Young adults say 2012 election will have significant impact on future
By Kim Walter
Northern Shenandoah Valley first time voters told the Daily on Tuesday that they had done their homework before entering the voting booth to cast their ballot on Tuesday.
"My mom told me what to expect, and not to worry, but it was kind of nerve-racking actually waiting in line, getting closer and closer to casting my vote," said Siaura Saville, 19, of Strasburg. Saville is a sophomore at Shenandoah University, and plays volleyball for the school while also majoring in kinesiology. She came home on Tuesday afternoon to exercise her right to vote for the very first time.
"I watched all the presidential debates, and in my classes there was a lot of discussion on why we should vote, what issues to pay attention to, and if you should vote if you don't really have a preference," she said. "Personally, I feel strongly about my beliefs, so I didn't have any outside influences when it came to my decision."
Saville knew from the beginning that she would vote, but admitted that a good amount of her friends didn't seem to have the same passion.
"I've heard a lot of them say they aren't voting. They don't know enough about the issues, or they just don't like either of the candidates," she said. "That's fine with me, as long as they don't complain."
As she and her family have lived in Strasburg her whole life, Saville noted that the local elections were just as important to her.
"These are the people and decisions that will directly effect us," she said. "But I'll always vote in big elections and local ones ... it doesn't matter, I'll vote."
The actual process of voting wasn't complicated at all, Saville said, especially with the electronic touch screen machines.
"I thought that would be the confusing part, but it was just click, click and you're done," she said.
While voters at Strasburg High School were given the choice to vote electronically or by paper, those voting in Warren County at Warren County High School could only use the touch screen method.
Sam Eshelman, 19, of Warren County didn't have a problem with the lack of options.
"I mean, my generation has grown up with touch screens and basically computers in our pockets, so it shouldn't be a problem," he said before walking into the polling location on Tuesday afternoon.
Eshelman, a sophomore at Lord Fairfax Community College, said he hopes to have a career involving history and political science, and admitted he regularly kept up with the political campaigns.
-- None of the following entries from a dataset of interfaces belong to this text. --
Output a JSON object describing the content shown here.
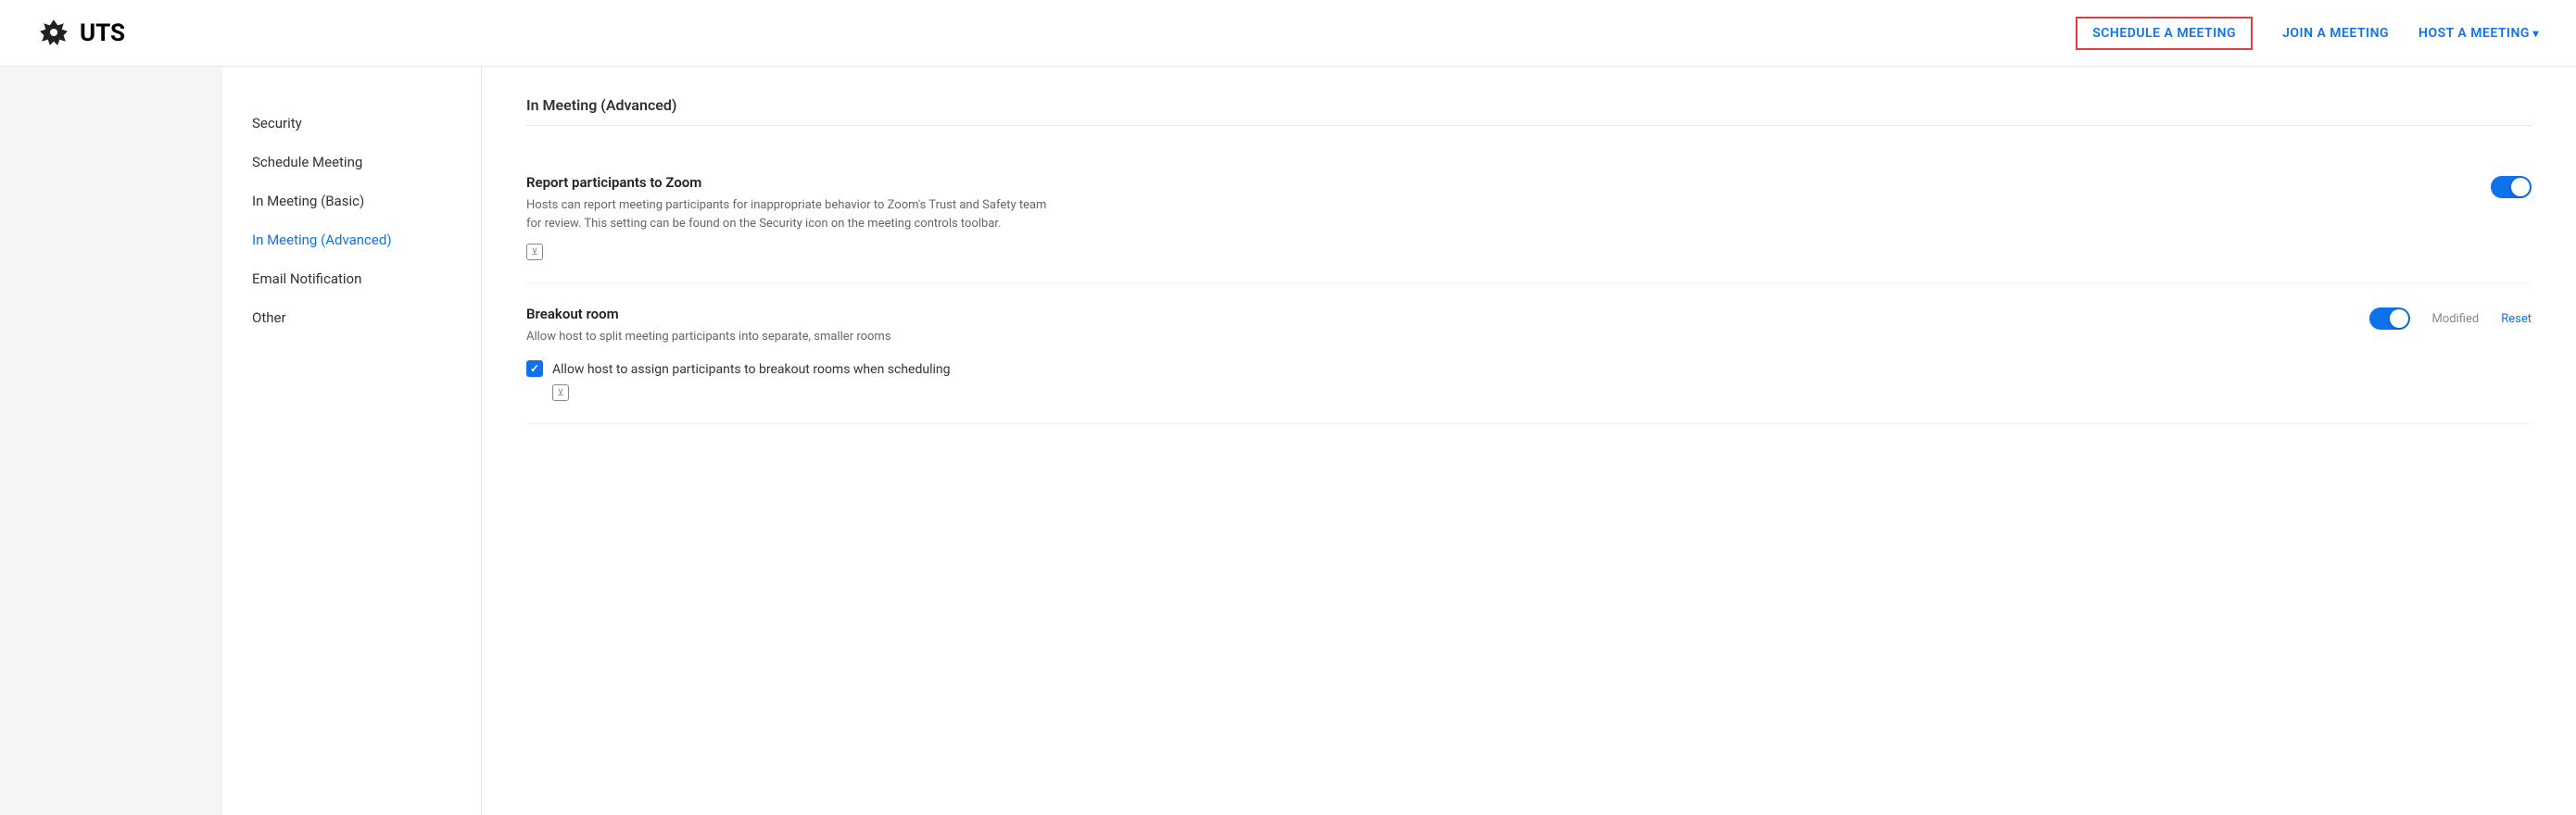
{
  "header": {
    "logo_text": "UTS",
    "nav": {
      "schedule": "SCHEDULE A MEETING",
      "join": "JOIN A MEETING",
      "host": "HOST A MEETING"
    }
  },
  "sidebar_nav": {
    "items": [
      {
        "label": "Security",
        "active": false
      },
      {
        "label": "Schedule Meeting",
        "active": false
      },
      {
        "label": "In Meeting (Basic)",
        "active": false
      },
      {
        "label": "In Meeting (Advanced)",
        "active": true
      },
      {
        "label": "Email Notification",
        "active": false
      },
      {
        "label": "Other",
        "active": false
      }
    ]
  },
  "content": {
    "section_title": "In Meeting (Advanced)",
    "settings": [
      {
        "id": "report-participants",
        "title": "Report participants to Zoom",
        "description": "Hosts can report meeting participants for inappropriate behavior to Zoom's Trust and Safety team for review. This setting can be found on the Security icon on the meeting controls toolbar.",
        "toggle_on": true,
        "show_modified": false,
        "show_reset": false,
        "has_info_icon": true,
        "info_icon_label": "ⓥ",
        "sub_options": []
      },
      {
        "id": "breakout-room",
        "title": "Breakout room",
        "description": "Allow host to split meeting participants into separate, smaller rooms",
        "toggle_on": true,
        "show_modified": true,
        "show_reset": true,
        "modified_label": "Modified",
        "reset_label": "Reset",
        "has_info_icon": false,
        "sub_options": [
          {
            "id": "assign-participants",
            "label": "Allow host to assign participants to breakout rooms when scheduling",
            "checked": true,
            "has_info_icon": true,
            "info_icon_label": "ⓥ"
          }
        ]
      }
    ]
  }
}
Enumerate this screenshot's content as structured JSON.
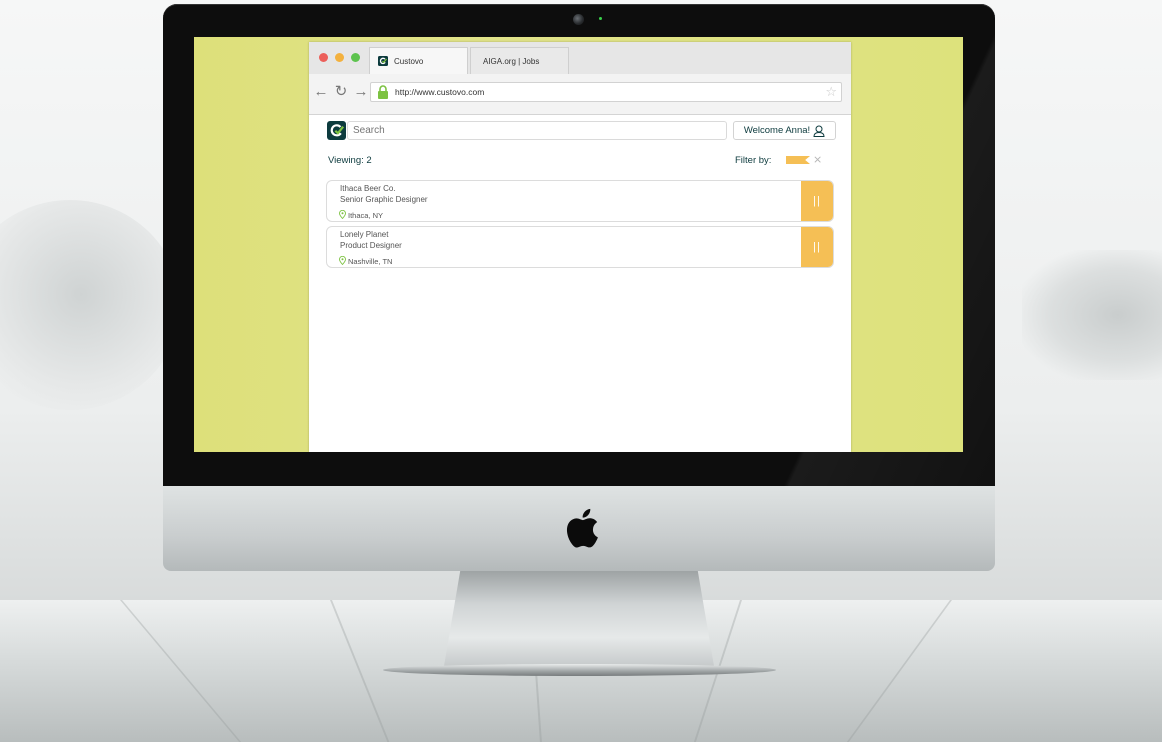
{
  "browser": {
    "tabs": [
      {
        "label": "Custovo",
        "active": true
      },
      {
        "label": "AIGA.org | Jobs",
        "active": false
      }
    ],
    "url": "http://www.custovo.com"
  },
  "header": {
    "search_placeholder": "Search",
    "welcome_label": "Welcome Anna!"
  },
  "list_bar": {
    "viewing_label": "Viewing: 2",
    "filter_label": "Filter by:"
  },
  "jobs": [
    {
      "company": "Ithaca Beer Co.",
      "title": "Senior Graphic Designer",
      "location": "Ithaca, NY"
    },
    {
      "company": "Lonely Planet",
      "title": "Product Designer",
      "location": "Nashville, TN"
    }
  ],
  "colors": {
    "screen_background": "#dde07a",
    "accent": "#f5bf55",
    "brand_dark": "#0d3b3e",
    "brand_green": "#7dc242"
  },
  "icons": [
    "close-window-icon",
    "minimize-window-icon",
    "zoom-window-icon",
    "back-arrow-icon",
    "reload-icon",
    "forward-arrow-icon",
    "lock-icon",
    "bookmark-star-icon",
    "custovo-logo-icon",
    "user-icon",
    "close-icon",
    "location-pin-icon",
    "drag-handle-icon",
    "apple-logo"
  ]
}
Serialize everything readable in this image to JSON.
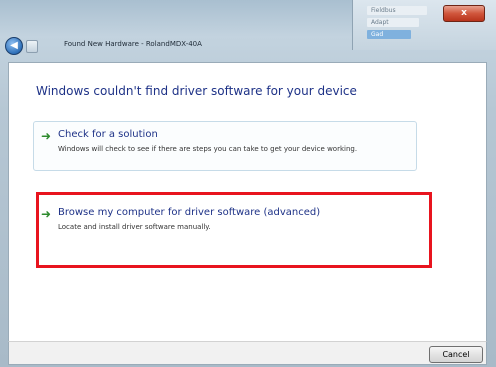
{
  "window": {
    "title": "Found New Hardware - RolandMDX-40A",
    "close_glyph": "x"
  },
  "background_window": {
    "items": [
      "Fieldbus",
      "Adapt",
      "Gad"
    ]
  },
  "dialog": {
    "main_instruction": "Windows couldn't find driver software for your device",
    "options": [
      {
        "heading": "Check for a solution",
        "description": "Windows will check to see if there are steps you can take to get your device working."
      },
      {
        "heading": "Browse my computer for driver software (advanced)",
        "description": "Locate and install driver software manually."
      }
    ],
    "cancel_label": "Cancel"
  },
  "icons": {
    "back": "back-arrow-icon",
    "option_arrow": "green-arrow-icon"
  },
  "colors": {
    "instruction": "#1e3287",
    "arrow": "#2d8a2d",
    "highlight": "#e8141e"
  }
}
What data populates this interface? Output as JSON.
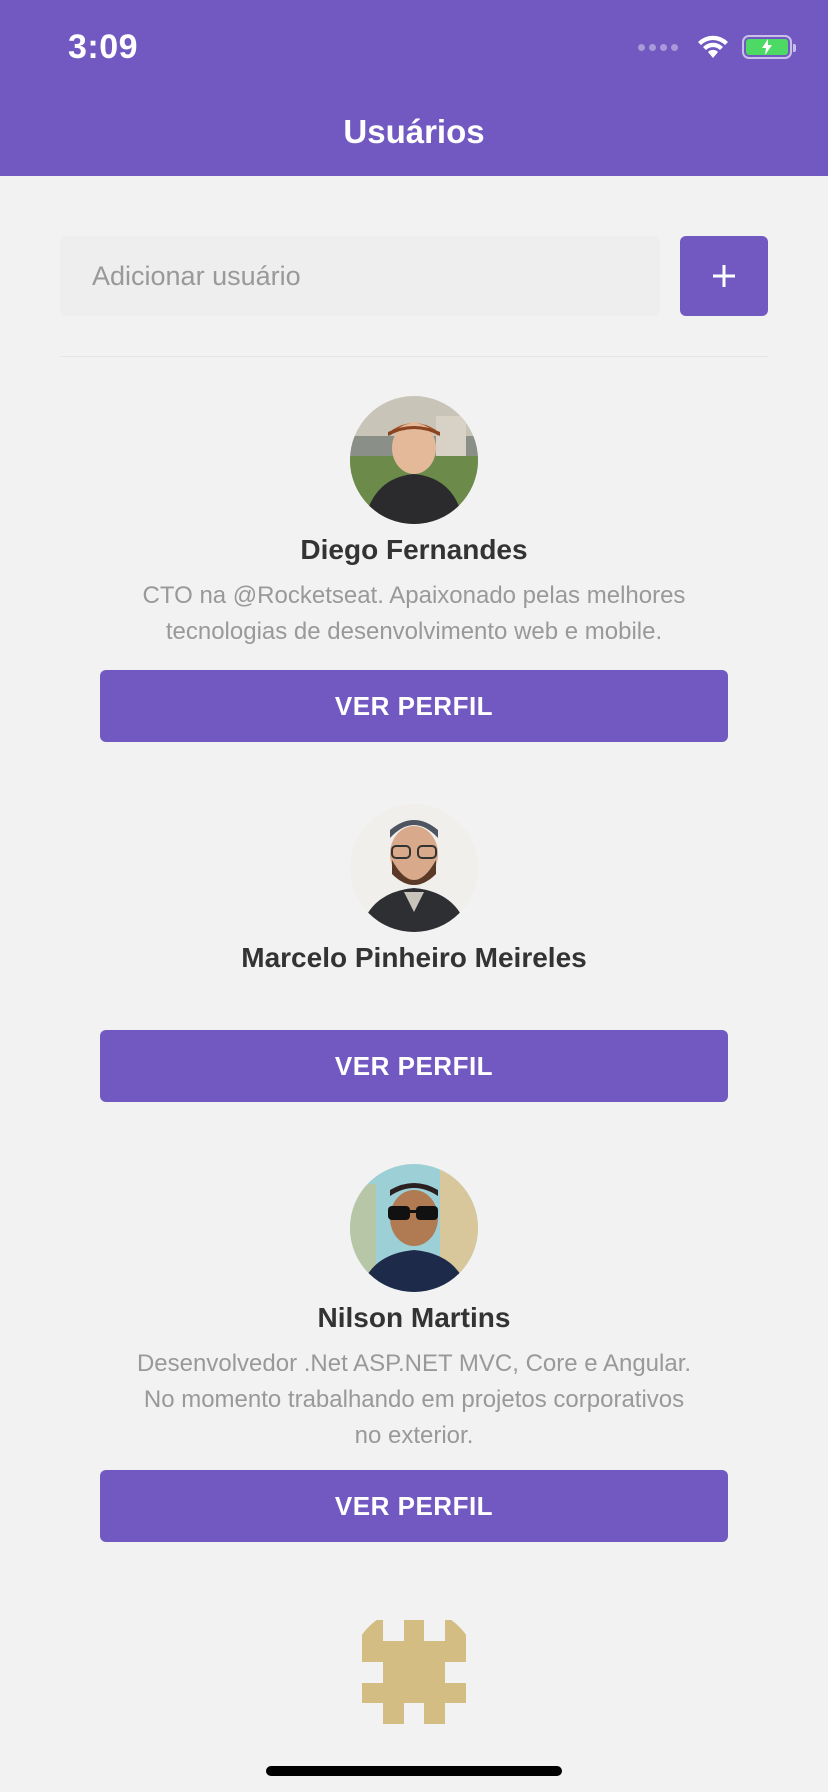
{
  "status_bar": {
    "time": "3:09"
  },
  "header": {
    "title": "Usuários"
  },
  "form": {
    "placeholder": "Adicionar usuário",
    "add_icon": "plus-icon"
  },
  "users": [
    {
      "name": "Diego Fernandes",
      "bio_lines": [
        "CTO na @Rocketseat. Apaixonado pelas melhores",
        "tecnologias de desenvolvimento web e mobile."
      ],
      "button": "VER PERFIL"
    },
    {
      "name": "Marcelo Pinheiro Meireles",
      "bio_lines": [],
      "button": "VER PERFIL"
    },
    {
      "name": "Nilson Martins",
      "bio_lines": [
        "Desenvolvedor .Net ASP.NET MVC, Core e Angular.",
        "No momento trabalhando em projetos corporativos",
        "no exterior."
      ],
      "button": "VER PERFIL"
    }
  ],
  "colors": {
    "primary": "#7159c1",
    "background": "#f2f2f2",
    "identicon": "#d3bd82"
  }
}
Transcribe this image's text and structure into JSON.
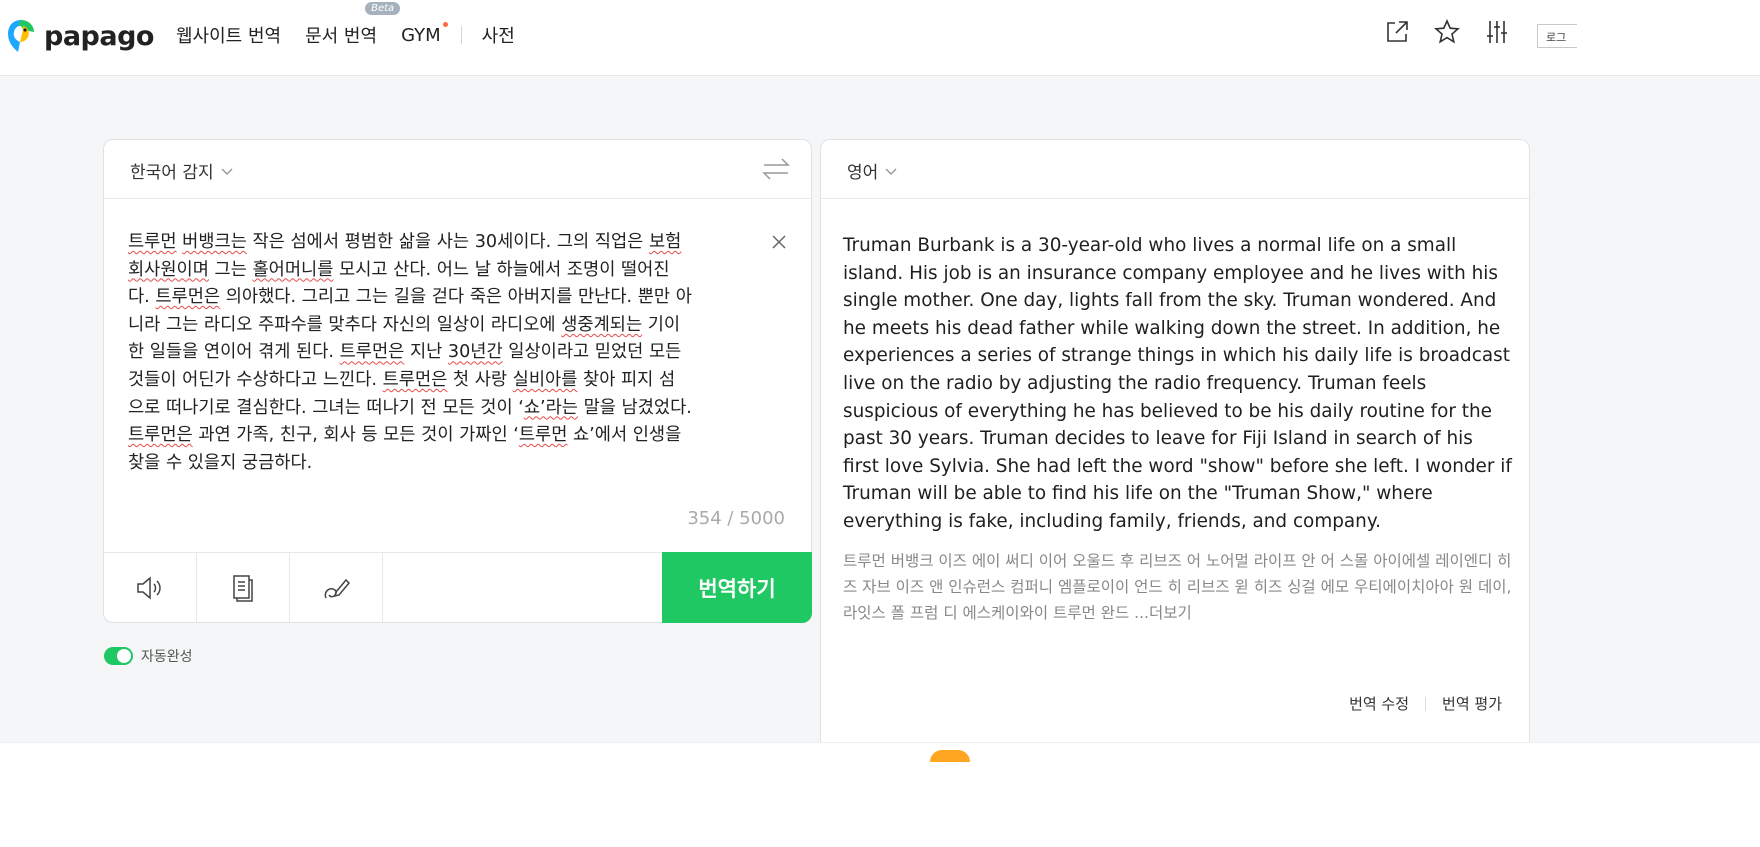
{
  "header": {
    "logo_text": "papago",
    "nav": [
      "웹사이트 번역",
      "문서 번역",
      "GYM",
      "사전"
    ],
    "beta_badge": "Beta",
    "login_label": "로그"
  },
  "source": {
    "language": "한국어 감지",
    "text_lines": [
      [
        {
          "t": "트루먼",
          "u": true
        },
        {
          "t": " "
        },
        {
          "t": "버뱅크는",
          "u": true
        },
        {
          "t": " 작은 섬에서 평범한 삶을 사는 30세이다. 그의 직업은 "
        },
        {
          "t": "보험",
          "u": true
        }
      ],
      [
        {
          "t": "회사원이며",
          "u": true
        },
        {
          "t": " 그는 "
        },
        {
          "t": "홀어머니를",
          "u": true
        },
        {
          "t": " 모시고 산다. 어느 날 하늘에서 조명이 떨어진"
        }
      ],
      [
        {
          "t": "다. "
        },
        {
          "t": "트루먼은",
          "u": true
        },
        {
          "t": " 의아했다. 그리고 그는 길을 걷다 죽은 아버지를 만난다. 뿐만 아"
        }
      ],
      [
        {
          "t": "니라 그는 라디오 주파수를 맞추다 자신의 일상이 라디오에 "
        },
        {
          "t": "생중계되는",
          "u": true
        },
        {
          "t": " 기이"
        }
      ],
      [
        {
          "t": "한 일들을 연이어 겪게 된다. "
        },
        {
          "t": "트루먼은",
          "u": true
        },
        {
          "t": " 지난 "
        },
        {
          "t": "30년간",
          "u": true
        },
        {
          "t": " 일상이라고 믿었던 모든"
        }
      ],
      [
        {
          "t": "것들이 어딘가 수상하다고 느낀다. "
        },
        {
          "t": "트루먼은",
          "u": true
        },
        {
          "t": " 첫 사랑 "
        },
        {
          "t": "실비아를",
          "u": true
        },
        {
          "t": " 찾아 피지 섬"
        }
      ],
      [
        {
          "t": "으로 떠나기로 결심한다. 그녀는 떠나기 전 모든 것이 ‘"
        },
        {
          "t": "쇼’라는",
          "u": true
        },
        {
          "t": " 말을 남겼었다."
        }
      ],
      [
        {
          "t": "트루먼은",
          "u": true
        },
        {
          "t": " 과연 가족, 친구, 회사 등 모든 것이 가짜인 ‘"
        },
        {
          "t": "트루먼",
          "u": true
        },
        {
          "t": " 쇼’에서 인생을"
        }
      ],
      [
        {
          "t": "찾을 수 있을지 궁금하다."
        }
      ]
    ],
    "char_count": "354 / 5000",
    "translate_button": "번역하기",
    "autocomplete_label": "자동완성",
    "autocomplete_on": true
  },
  "target": {
    "language": "영어",
    "text": "Truman Burbank is a 30-year-old who lives a normal life on a small island. His job is an insurance company employee and he lives with his single mother. One day, lights fall from the sky. Truman wondered. And he meets his dead father while walking down the street. In addition, he experiences a series of strange things in which his daily life is broadcast live on the radio by adjusting the radio frequency. Truman feels suspicious of everything he has believed to be his daily routine for the past 30 years. Truman decides to leave for Fiji Island in search of his first love Sylvia. She had left the word \"show\" before she left. I wonder if Truman will be able to find his life on the \"Truman Show,\" where everything is fake, including family, friends, and company.",
    "pronunciation": "트루먼 버뱅크 이즈 에이 써디 이어 오울드 후 리브즈 어 노어멀 라이프 안 어 스몰 아이에셀 레이엔디 히즈 자브 이즈 앤 인슈런스 컴퍼니 엠플로이이 언드 히 리브즈 윋 히즈 싱걸 에모 우티에이치아아 원 데이, 라잇스 폴 프럼 디 에스케이와이 트루먼 완드 ...",
    "more_label": "더보기",
    "edit_label": "번역 수정",
    "rate_label": "번역 평가"
  },
  "colors": {
    "accent_green": "#1fc862",
    "spell_underline": "#e54b4b"
  },
  "icons": [
    "share-icon",
    "star-icon",
    "settings-sliders-icon",
    "swap-icon",
    "close-icon",
    "speaker-icon",
    "document-icon",
    "handwriting-icon",
    "chevron-down-icon"
  ]
}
He watched all debates - between presidential and vice presidential candidates - and felt they covered most of the country's top issues.
"Obamacare, foreign affairs, debt ... but for me the number one key issue is the economy," he said. When it comes to how he voted, Eshelman said he goes with how he feels, not what others tell him to do.
"My parents have always let me make my own decisions. I'll always be allowed to vote for whoever I want," he said. "My mom is really just excited that I'm voting."
And Eshelman said exercising his right to vote is vital, as one vote can make all the difference.
"This is our future. We aren't just voting for a person, but we're voting for what they decide, what laws and acts they pass ... it all affects us, and not just for the four years the guy's in office," he said. "If you don't vote, it's not like these laws and policies won't affect you."
Two first time voters in Strasburg had an extra reason to consider the future when they voted at Strasburg High School on Tuesday afternoon.
"We've got a boy on the way, and we're worried about his education," said 18-year-old Mike MacCue, motioning toward his girlfriend, Brittany Spiesman, also 18.
"This kind of defines our future," Spiesman said of the election. "We're voting for our child's future now."
MacCue said the election was discussed daily in his government class, and he said he appreciated it as it helped him become well informed.
"Tax cuts, health care, how the candidates handle all these things ... it was good, I learned a lot," he said.
The couple admitted that even though they were confident in their votes, they didn't feel the need to broadcast opinions to others, including family members.
"My family out in Kansas want to vote for the complete opposite people we're voting for ... we just keep our thoughts to ourselves," said Spiesman. "We know who we're voting for, there's no need to argue about it."
MacCue said voting was important for all age groups, even kids too young to cast a vote that counts.
"It's important for them to go with their parents, just to see the process and get an understanding of why something like this is important," he said. "I even had to talk with my friends every day, just to get the point across that every vote matters. If you can vote, then you should."
Contact staff writer Kim Walter at 540-465-5137 ext. 191, or email@example.com